Mr. Bakhit was a simple person and a hard worker with good values, an infectious smile, an innate trust in people. Since he grew up in another country and was unfamiliar with our culture, Bakhit often did not initially know that his supervisors and co-workers were making fun of him in despicable ways. His sense of betrayal was devastating. Bakhit was also quite fearful of many of his harassers. Some of them were known by him to have been violent, and one bragged about his affiliation with Hell’s Angels. His car window was broken shortly after he had lodged his formal complaint.

Another African-American co-worker, Kiyada Miles also came forward, initially as a witness, and later as a co-plaintiff.
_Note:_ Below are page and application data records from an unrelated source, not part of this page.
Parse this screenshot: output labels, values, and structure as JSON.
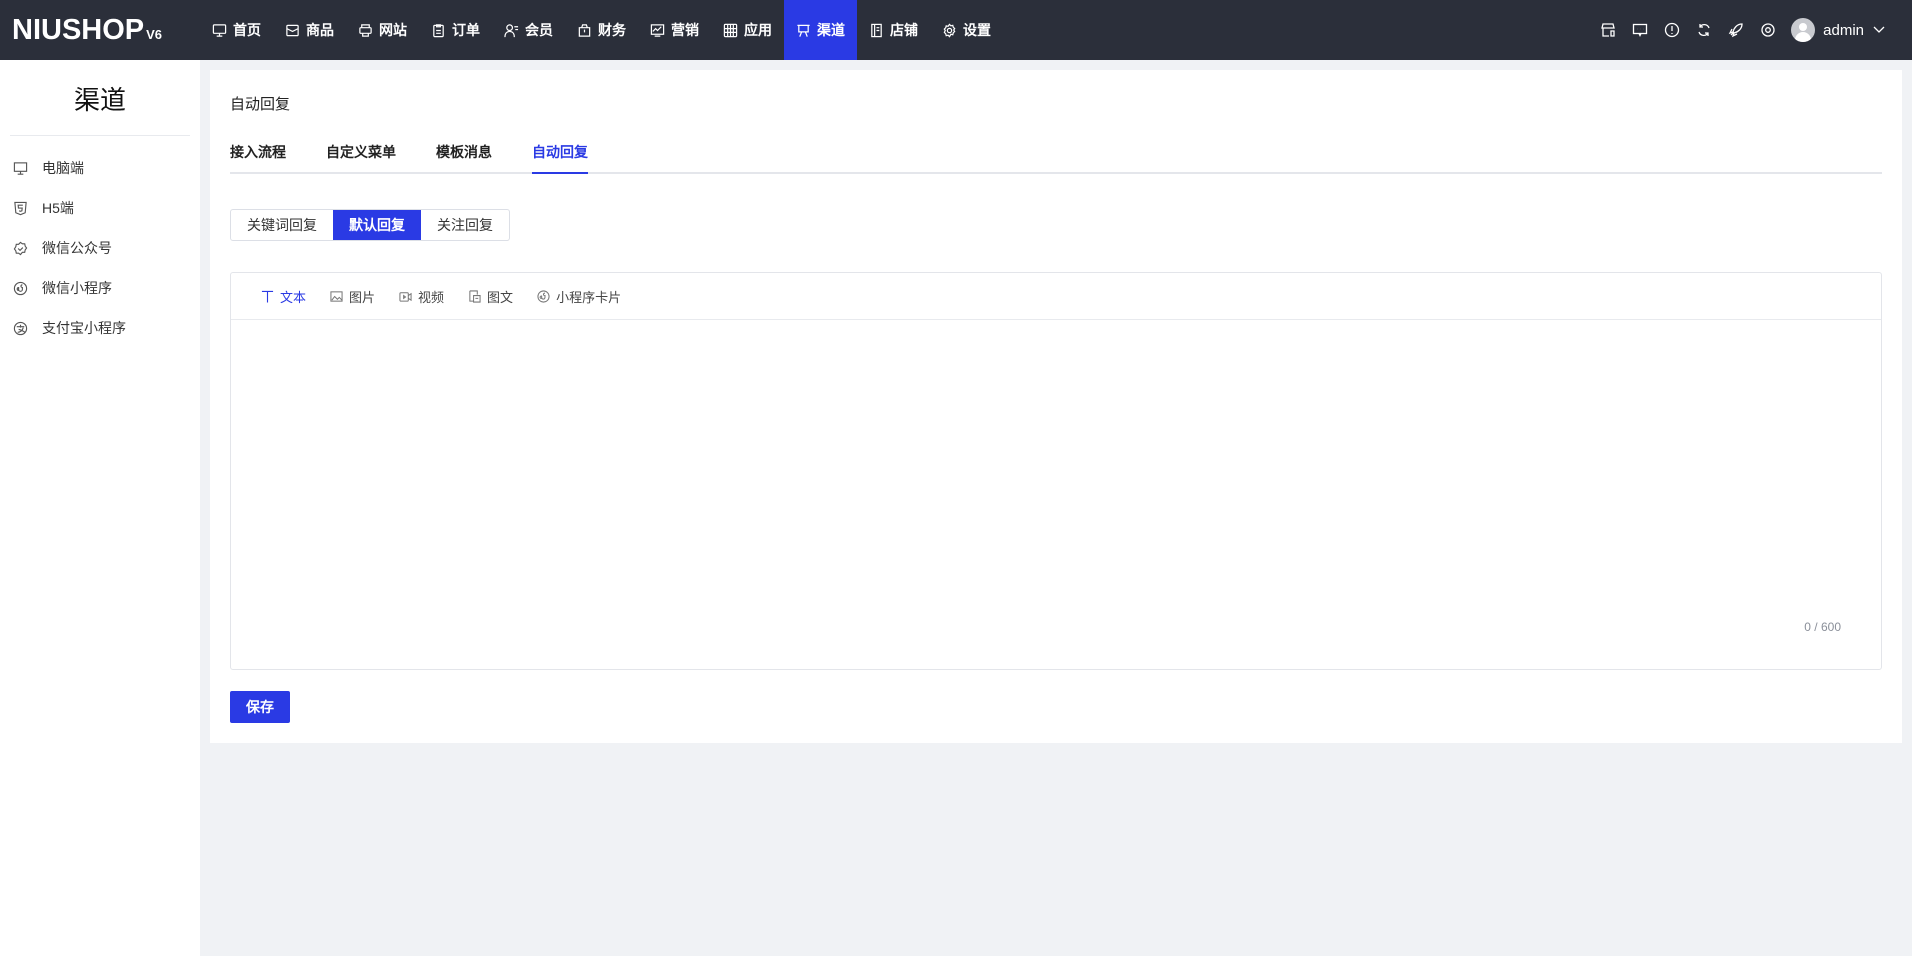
{
  "header": {
    "logo": "NIUSHOP",
    "logo_version": "V6",
    "nav": [
      {
        "label": "首页",
        "icon": "monitor-icon"
      },
      {
        "label": "商品",
        "icon": "box-icon"
      },
      {
        "label": "网站",
        "icon": "printer-icon"
      },
      {
        "label": "订单",
        "icon": "clipboard-icon"
      },
      {
        "label": "会员",
        "icon": "user-icon"
      },
      {
        "label": "财务",
        "icon": "bag-icon"
      },
      {
        "label": "营销",
        "icon": "chart-icon"
      },
      {
        "label": "应用",
        "icon": "apps-icon"
      },
      {
        "label": "渠道",
        "icon": "board-icon",
        "active": true
      },
      {
        "label": "店铺",
        "icon": "book-icon"
      },
      {
        "label": "设置",
        "icon": "gear-icon"
      }
    ],
    "user": "admin",
    "accent": "#2a3ae4"
  },
  "sidebar": {
    "title": "渠道",
    "items": [
      {
        "label": "电脑端"
      },
      {
        "label": "H5端"
      },
      {
        "label": "微信公众号"
      },
      {
        "label": "微信小程序"
      },
      {
        "label": "支付宝小程序"
      }
    ]
  },
  "main": {
    "title": "自动回复",
    "tabs": [
      {
        "label": "接入流程"
      },
      {
        "label": "自定义菜单"
      },
      {
        "label": "模板消息"
      },
      {
        "label": "自动回复",
        "active": true
      }
    ],
    "reply_types": [
      {
        "label": "关键词回复"
      },
      {
        "label": "默认回复",
        "active": true
      },
      {
        "label": "关注回复"
      }
    ],
    "editor_tools": [
      {
        "label": "文本",
        "active": true
      },
      {
        "label": "图片"
      },
      {
        "label": "视频"
      },
      {
        "label": "图文"
      },
      {
        "label": "小程序卡片"
      }
    ],
    "text_value": "",
    "counter": "0 / 600",
    "save_label": "保存"
  }
}
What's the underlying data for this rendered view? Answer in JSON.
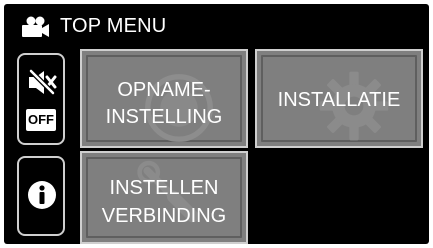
{
  "header": {
    "title": "TOP MENU",
    "icon": "video-camera-icon"
  },
  "side_buttons": {
    "mute": {
      "icon": "mute-icon",
      "badge": "OFF"
    },
    "info": {
      "icon": "info-icon"
    }
  },
  "tiles": {
    "record_settings": {
      "line1": "OPNAME-",
      "line2": "INSTELLING",
      "watermark_icon": "record-icon"
    },
    "setup": {
      "label": "INSTALLATIE",
      "watermark_icon": "gear-icon"
    },
    "connection_settings": {
      "line1": "INSTELLEN",
      "line2": "VERBINDING",
      "watermark_icon": "wrench-icon"
    }
  },
  "colors": {
    "screen_bg": "#000000",
    "tile_bg": "#7f7f7f",
    "tile_border": "#cfcfcf",
    "text": "#ffffff"
  }
}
Miles had also observed and experienced severe racist comments and behavior in the workplace. Miles came forward, despite the risk, because he was outraged and disgusted by what had happened to his friend. Another white co-worker, a retired police detective, also came forward as a witness for Mr. Bakhit. Numerous other individuals who had witnessed or experienced racist and abusive behavior refused to testify due to their fear of the defendants.
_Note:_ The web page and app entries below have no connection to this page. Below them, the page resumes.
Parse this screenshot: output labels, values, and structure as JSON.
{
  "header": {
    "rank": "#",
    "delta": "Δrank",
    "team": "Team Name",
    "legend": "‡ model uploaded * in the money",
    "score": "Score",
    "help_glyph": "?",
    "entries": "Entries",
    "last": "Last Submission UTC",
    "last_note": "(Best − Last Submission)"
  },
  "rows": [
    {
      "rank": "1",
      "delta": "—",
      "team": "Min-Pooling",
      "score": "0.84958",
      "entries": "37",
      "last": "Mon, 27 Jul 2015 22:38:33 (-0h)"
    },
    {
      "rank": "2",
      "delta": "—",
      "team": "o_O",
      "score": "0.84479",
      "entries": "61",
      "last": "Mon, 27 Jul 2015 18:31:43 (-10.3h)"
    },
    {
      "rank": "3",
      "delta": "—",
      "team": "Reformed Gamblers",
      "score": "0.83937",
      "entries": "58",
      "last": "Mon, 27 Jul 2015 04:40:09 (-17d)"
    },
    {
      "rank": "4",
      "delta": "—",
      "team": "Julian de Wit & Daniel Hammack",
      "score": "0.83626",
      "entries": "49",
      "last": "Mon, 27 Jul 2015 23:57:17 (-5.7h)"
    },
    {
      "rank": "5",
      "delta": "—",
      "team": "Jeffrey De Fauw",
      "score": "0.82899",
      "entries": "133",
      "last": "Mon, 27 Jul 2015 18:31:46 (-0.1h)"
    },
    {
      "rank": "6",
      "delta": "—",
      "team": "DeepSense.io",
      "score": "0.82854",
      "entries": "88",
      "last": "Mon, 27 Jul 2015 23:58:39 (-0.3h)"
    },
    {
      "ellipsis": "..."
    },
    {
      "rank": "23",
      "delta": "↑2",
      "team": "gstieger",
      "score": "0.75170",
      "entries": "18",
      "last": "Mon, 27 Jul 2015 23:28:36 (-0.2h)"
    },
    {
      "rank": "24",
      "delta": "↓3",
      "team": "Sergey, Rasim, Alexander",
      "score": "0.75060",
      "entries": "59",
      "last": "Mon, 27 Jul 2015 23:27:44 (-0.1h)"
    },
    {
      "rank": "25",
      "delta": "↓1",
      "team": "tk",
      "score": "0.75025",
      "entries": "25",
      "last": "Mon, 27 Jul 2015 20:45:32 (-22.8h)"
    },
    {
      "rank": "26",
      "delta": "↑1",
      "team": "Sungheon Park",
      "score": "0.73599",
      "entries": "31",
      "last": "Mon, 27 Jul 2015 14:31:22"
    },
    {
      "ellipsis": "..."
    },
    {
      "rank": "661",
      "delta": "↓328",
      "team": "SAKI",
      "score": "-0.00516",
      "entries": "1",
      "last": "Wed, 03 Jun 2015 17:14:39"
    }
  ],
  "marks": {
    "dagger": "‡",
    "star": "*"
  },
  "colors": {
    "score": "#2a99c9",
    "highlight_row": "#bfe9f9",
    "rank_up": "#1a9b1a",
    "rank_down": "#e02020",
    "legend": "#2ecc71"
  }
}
From 2008 – 2012, neither Bakhit nor Miles were promoted or received raises, while many of their white co-workers advanced. Bakhit and Miles were the only two black laborers at Safety Marking during that time period. The differential treatment between the plaintiffs and the white workers and the standards applied to them were made very obvious at trial.

Bakhit and Miles brought hostile environment and discrimination claims under 42 U.S.C. 1981 against Safety Marking and five individual defendants in federal court. The litigation was total war, with the defendants contesting every issue and denying every allegation.

The trial lasted over two weeks. On Thursday, March 24, 2016 the jury found for both Bakhit and Miles on both the discrimination and hostile environment claims, awarding Bakhit $305,000 and Miles $86,000. In a bifurcated hearing on punitive damages the following day, the jury both individual plaintiffs $1.5 million each. The total verdict was approximately $3.4 million, exclusive of attorney’s fees and costs. This was the largest jury verdict for individual plaintiffs in a race discrimination in Connecticut in either state or federal court. Attorney’s fees and costs were approximately $1,000,000.

The jury was all white. The verdict on behalf of a black Muslim immigrant came on the same day that the media reported that two presidential candidates (Trump and Cruz) were exploiting fear and prejudice by advocating patrolling Muslim neighborhoods in this country. The verdict sent a strong message that our federal courts are open and provide a fair hearing to everybody, and that Connecticut will not Jim Crow style racism.

The case did effect change. State and local EEO organizations commenced investigations on Safety Marking and imposed sanctions on them for their civil rights violations. The verdict was reported nationally and internationally. In particular, a number of trade journals in the construction industry published the verdict as a cautionary tale. Hopefully companies in the industry will take their EEO and affirmative action obligations more seriously. Safety Marking has tightened its anti-harassment policy, and at least one supervisor has subsequently been discharged for making racially inappropriate remarks.